Eli Lilly's (NYSE:LLY) long history of turning research into profits makes its current price of around $50 very tempting. The near certain loss of roughly 20% of sales next year combined with a string of costly late stage failures have made watching Lilly's patent cliff struggle a real thriller. It might not be a bloodbath, as diabetes programs offer some hope to one of the last of the big R&D spenders.
What Lilly is losing
Cymbalta generics are likely to give Lilly a fast $5 billion haircut next year. Earlier this month, the FDA approved six generic versions of the company's top seller. During the first nine months of 2013, the drug comprised a hefty 24.3% of total revenue.
Lilly has already braced for the attack from Teva Pharmaceutical Industries (NASDAQ:TEVA) and friends. Earlier this year, the company transferred or cut over 1,500 sales reps while announcing a salary freeze. The only department not being cut is R&D. That would be enough to drive an investor to seek some antidepressants themselves, but the pain doesn't stop there.
Lilly also loses U.S. patent protection of Evista in March 2014. During the first nine months of 2013, sales of the osteoporosis treatment and breast cancer preventer produced sales of $774 million, or about 4.5% of total revenue. Teva made a play for Evista's patent protection in 2010 using a method-of-use offense. It was struck down in a U.S. appeals court. You can be sure that Teva will be ready again for Evista next spring.
What Lilly has on the Bunsen burners
Lilly has fully thrown its hat into the long-lasting insulin ring. On December 20, Lilly and Boehringer Ingelheim (BI) announced the acceptance of their NDA for another insulin glargine product. On the plus side, Novo Nordisk's (NYSE:NVO) Tresiba is unlikely to enter the U.S. market for at least several years while the FDA awaits more convincing efficacy data. Lilly's partnered analogue would still be competing with Sanofi's (NYSE:SNY) long-acting insulin analogue, Lantus, until it loses exclusivity in 2015, then its shiny new version, U300.

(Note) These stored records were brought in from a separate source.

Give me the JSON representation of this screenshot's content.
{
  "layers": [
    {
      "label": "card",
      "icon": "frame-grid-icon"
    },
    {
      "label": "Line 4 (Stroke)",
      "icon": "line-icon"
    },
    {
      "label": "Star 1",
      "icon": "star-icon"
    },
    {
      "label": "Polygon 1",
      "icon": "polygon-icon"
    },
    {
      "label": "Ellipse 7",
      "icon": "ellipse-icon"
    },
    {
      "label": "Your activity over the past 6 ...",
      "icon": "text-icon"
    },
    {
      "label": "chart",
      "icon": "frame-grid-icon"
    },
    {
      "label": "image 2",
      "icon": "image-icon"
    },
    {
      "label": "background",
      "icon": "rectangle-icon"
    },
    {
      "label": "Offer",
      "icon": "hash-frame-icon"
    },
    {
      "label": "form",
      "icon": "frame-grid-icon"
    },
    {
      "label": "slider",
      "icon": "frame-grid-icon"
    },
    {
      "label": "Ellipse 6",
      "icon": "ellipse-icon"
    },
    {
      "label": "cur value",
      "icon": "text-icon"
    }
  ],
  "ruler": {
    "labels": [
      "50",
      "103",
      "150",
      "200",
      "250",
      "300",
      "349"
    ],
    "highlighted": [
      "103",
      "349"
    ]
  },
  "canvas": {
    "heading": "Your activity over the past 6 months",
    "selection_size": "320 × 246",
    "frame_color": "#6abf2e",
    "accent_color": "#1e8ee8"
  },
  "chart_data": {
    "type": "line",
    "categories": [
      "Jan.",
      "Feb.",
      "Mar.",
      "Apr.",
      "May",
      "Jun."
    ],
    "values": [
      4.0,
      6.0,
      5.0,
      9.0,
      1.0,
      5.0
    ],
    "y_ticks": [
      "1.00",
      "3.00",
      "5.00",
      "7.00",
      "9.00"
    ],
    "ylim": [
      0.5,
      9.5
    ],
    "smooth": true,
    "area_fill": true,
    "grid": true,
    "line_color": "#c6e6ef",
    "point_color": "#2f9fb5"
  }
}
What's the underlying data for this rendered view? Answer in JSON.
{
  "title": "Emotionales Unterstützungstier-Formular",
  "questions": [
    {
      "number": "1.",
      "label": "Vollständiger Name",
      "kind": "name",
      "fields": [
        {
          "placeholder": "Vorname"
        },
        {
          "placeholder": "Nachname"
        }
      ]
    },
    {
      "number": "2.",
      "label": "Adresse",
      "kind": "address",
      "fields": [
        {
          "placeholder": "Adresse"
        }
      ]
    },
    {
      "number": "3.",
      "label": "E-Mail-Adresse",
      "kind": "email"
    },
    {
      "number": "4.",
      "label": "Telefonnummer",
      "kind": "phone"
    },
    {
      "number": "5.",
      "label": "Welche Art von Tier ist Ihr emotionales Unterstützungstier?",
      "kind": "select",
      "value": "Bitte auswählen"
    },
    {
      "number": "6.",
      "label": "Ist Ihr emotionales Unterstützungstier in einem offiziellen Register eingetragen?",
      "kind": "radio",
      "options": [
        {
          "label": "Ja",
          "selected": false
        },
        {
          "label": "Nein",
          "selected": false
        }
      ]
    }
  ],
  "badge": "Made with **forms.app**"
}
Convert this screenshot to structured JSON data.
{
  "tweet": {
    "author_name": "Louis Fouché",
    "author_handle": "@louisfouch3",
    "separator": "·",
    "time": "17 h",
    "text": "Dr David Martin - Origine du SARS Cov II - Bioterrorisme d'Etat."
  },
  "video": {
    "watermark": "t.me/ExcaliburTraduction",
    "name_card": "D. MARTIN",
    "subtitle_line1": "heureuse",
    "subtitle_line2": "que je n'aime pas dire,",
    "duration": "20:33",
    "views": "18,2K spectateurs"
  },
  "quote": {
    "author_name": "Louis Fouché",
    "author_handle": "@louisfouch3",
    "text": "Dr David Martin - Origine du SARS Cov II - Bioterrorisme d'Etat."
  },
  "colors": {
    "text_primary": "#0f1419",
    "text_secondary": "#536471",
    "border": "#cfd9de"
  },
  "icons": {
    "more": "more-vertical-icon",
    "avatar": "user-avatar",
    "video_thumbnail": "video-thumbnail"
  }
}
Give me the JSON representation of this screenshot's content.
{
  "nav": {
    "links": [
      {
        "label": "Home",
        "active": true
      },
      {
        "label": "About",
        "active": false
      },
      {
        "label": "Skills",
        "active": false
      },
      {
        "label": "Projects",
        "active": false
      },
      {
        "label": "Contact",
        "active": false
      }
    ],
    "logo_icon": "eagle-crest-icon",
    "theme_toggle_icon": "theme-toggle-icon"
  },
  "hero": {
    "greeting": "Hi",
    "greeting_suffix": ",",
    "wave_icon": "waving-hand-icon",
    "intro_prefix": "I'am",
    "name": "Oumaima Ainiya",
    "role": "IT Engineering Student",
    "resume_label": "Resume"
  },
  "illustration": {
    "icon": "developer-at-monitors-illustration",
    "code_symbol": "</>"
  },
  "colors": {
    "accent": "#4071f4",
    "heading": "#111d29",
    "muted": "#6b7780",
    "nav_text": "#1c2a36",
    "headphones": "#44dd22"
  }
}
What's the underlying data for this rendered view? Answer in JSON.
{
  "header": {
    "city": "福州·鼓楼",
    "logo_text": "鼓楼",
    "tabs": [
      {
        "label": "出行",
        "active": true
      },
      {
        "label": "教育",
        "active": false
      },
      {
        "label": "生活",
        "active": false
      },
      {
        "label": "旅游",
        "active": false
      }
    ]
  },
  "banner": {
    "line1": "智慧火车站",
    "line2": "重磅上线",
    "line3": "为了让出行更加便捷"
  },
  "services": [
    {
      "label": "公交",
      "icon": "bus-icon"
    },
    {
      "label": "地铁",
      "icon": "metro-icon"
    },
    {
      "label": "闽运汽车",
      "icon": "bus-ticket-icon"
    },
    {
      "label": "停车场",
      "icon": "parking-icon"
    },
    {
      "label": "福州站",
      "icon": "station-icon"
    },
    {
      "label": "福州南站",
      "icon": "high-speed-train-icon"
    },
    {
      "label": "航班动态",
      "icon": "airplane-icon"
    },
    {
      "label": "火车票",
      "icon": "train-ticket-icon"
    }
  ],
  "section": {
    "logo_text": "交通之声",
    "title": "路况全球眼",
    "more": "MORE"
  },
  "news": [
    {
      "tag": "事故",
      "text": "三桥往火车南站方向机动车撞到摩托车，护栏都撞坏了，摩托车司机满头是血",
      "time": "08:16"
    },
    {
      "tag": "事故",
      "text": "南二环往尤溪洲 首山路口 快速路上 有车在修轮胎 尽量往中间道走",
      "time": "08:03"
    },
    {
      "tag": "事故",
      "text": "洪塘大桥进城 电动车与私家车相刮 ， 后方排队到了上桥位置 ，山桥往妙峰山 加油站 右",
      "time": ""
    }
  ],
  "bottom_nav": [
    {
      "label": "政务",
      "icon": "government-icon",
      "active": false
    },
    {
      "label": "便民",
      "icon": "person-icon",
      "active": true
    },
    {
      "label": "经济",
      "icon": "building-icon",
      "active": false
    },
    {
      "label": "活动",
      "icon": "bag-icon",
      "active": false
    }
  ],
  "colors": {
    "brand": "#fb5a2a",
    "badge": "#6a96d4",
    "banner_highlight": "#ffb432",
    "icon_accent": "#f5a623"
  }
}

The market for Lantus is large enough to warrant the long shot. In 2012, the French giant recorded over $6.7 billion in Lantus sales that are expected to continue rising, especially without Tresiba competition in the US.
Empagliflozin for type 2 diabetes impressed the crowd at the American Diabetes Association's annual meeting this year. Also partnered with BI, it's an inhibitor of sodium glucose co-transporter-2 ((SGLT2)). Unfortunately Johnson & Johnson (NYSE:JNJ), AstraZeneca (NYSE:AZN) and Bristol-Meyers Squibb (NYSE:BMY) are all developing SGLT2 compounds. Even BI clinical development director, Dr. Maximilian von Eynatten, admits "I think probably from a clinical perspective, there is no big difference between the SGLT2 compounds so far, at least from everything we have seen."
Lilly's ace in the hole is dulaglutide, a glucagon-like peptide-1 analog ((GLP-1)), intended as a once-weekly treatment for type 2 diabetes. Peak annual sales estimates range from $1.7 billion to $500 million. Considering the fickle nature of physicians and diabetes patients, investors should hope for the best, and prepare for the worst on this one.
Again, Lilly will compete with Novo Nordisk for market share. Sales of the Danish major's GLP-1 superstar, Victoza, have fallen from blazing fast, to just very fast. Lilly is going to have an uphill battle ahead of it. Of course, Sanofi, and several others, are also doing their best to complicate the market for GLP-1 treatments.
Annual R&D spending has slowly increased by about 10% over the past two-and-a-half years to about $5.5 billion. Of the giants, Lilly is one of the last to undergo a serious restructuring. Without a significant reduction, R&D could comprise more than 30% of sales in 2014.
If the pipeline was producing marketable drugs, Lilly's resolve would be hailed as genius. Costly failures from Alzheimer's drug solanezumab, breast cancer drug ramucirumab, and most recently, antidepressant edivoxetine, should have already forced the company to rethink its policy of high R&D spending. It's getting difficult to tell if beginning a new trial for solanezumab in mild Alzheimer's patients is a calculated strategy, or a refusal to admit failure.
Factoring in the nearly certain $5 billion drop in sales likely in 2014, cutting one quarter of SG&A, but leaving R&D at $5.5 billion gives Lilly a fair value today of just north of $40, using a DCF model. With recent prices near $50, it seems the market is expecting post cliff sales growth of about 12%. That's nearly twice the rate the company's topline has grown in the past decade. It's not impossible, but it's sure to be a nail biter.
Disclosure: I have no positions in any stocks mentioned, and no plans to initiate any positions within the next 72 hours. I wrote this article myself, and it expresses my own opinions. I am not receiving compensation for it (other than from Seeking Alpha). I have no business relationship with any company whose stock is mentioned in this article.